How do you choose the right word? Some just don’t fit what you’re trying to convey, either in the labor of love prose for your creative writing class, or the rogue auto-correct function on your phone.
Can you shed lacerations instead of tears? How is the word barren an attack on women? How do writers such as Joshua Ferris, Francine Prose, David Foster Wallace, Zadie Smith, and Simon Winchester weigh and inveigh against words?
We sat down with Katherine Martin and Allison Wright, editors of the Oxford American Writer’s Thesaurus, to discuss what makes a word distinctive from others and what writers can teach you about language.
Writing Today, the Choice of Words, and the Oxford American Writer’s Thesaurus
Reflections in the Oxford American Writer’s Thesaurus
The Use and Abuse of a Thesaurus
Katherine Martin is Head of US Dictionaries at Oxford University Press. Allison Wright is Editor, US Dictionaries at Oxford University Press.
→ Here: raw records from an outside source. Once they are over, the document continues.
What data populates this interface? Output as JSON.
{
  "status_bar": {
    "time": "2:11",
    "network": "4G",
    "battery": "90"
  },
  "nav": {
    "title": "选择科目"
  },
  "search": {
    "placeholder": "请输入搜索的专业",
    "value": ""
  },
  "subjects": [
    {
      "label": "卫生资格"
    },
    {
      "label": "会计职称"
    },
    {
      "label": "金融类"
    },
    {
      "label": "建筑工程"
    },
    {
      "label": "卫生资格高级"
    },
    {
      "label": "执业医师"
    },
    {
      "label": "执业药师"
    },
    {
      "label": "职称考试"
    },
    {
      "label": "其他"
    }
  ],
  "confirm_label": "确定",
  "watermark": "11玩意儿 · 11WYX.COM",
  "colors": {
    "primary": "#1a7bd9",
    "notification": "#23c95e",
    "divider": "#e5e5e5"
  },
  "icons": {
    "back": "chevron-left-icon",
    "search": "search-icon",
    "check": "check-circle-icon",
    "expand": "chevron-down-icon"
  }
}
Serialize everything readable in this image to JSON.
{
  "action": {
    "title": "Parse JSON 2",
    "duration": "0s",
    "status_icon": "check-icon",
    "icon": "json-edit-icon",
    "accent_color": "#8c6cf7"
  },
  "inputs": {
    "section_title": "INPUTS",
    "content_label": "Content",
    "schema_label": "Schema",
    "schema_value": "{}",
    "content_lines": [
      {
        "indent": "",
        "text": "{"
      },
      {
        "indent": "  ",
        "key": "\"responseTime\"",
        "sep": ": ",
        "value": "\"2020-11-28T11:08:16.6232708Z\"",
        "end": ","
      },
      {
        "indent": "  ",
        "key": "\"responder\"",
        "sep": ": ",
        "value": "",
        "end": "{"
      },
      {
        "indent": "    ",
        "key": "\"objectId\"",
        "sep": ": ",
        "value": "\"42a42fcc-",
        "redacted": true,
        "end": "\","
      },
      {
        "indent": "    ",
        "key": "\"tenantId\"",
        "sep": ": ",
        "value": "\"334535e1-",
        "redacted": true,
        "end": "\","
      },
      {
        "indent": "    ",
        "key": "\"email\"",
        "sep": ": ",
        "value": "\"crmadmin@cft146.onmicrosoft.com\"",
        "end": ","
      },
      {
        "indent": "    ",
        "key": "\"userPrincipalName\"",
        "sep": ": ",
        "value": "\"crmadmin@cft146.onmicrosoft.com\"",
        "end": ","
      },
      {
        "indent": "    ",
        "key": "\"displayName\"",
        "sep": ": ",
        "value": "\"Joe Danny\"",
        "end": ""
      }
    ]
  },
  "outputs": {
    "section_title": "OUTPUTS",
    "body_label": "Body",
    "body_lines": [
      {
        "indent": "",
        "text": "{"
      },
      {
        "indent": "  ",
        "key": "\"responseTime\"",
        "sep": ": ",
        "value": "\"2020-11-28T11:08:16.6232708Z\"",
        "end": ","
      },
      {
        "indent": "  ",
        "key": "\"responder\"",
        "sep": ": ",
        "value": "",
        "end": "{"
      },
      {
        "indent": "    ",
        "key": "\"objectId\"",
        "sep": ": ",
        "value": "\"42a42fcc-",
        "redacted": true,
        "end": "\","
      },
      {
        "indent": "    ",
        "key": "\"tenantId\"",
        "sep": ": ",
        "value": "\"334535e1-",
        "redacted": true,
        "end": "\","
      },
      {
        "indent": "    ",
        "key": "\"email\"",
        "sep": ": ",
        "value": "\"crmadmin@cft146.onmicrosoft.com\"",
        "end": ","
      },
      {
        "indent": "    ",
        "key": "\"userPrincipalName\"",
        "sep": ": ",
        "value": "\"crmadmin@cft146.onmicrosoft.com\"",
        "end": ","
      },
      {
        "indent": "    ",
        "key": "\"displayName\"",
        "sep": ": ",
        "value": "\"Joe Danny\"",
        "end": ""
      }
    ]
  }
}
Much more than a word list, the Oxford American Writer’s Thesaurus is a browsable source of inspiration as well as an authoritative guide to selecting and using vocabulary. This essential guide for writers provides real-life example sentences and a careful selection of the most relevant synonyms, as well as new usage notes, hints for choosing between similar words, a Word Finder section organized by subject, and a comprehensive language guide. The third edition revises and updates this innovative reference, adding hundreds of new words, senses, and phrases to its more than 300,000 synonyms and 10,000 antonyms. New features in this edition include over 200 literary and humorous quotations highlighting notable usages of words, and a revised graphical word toolkit feature showing common word combinations based on evidence in the Oxford Corpus. There is also a new introduction by noted language commentator Ben Zimmer.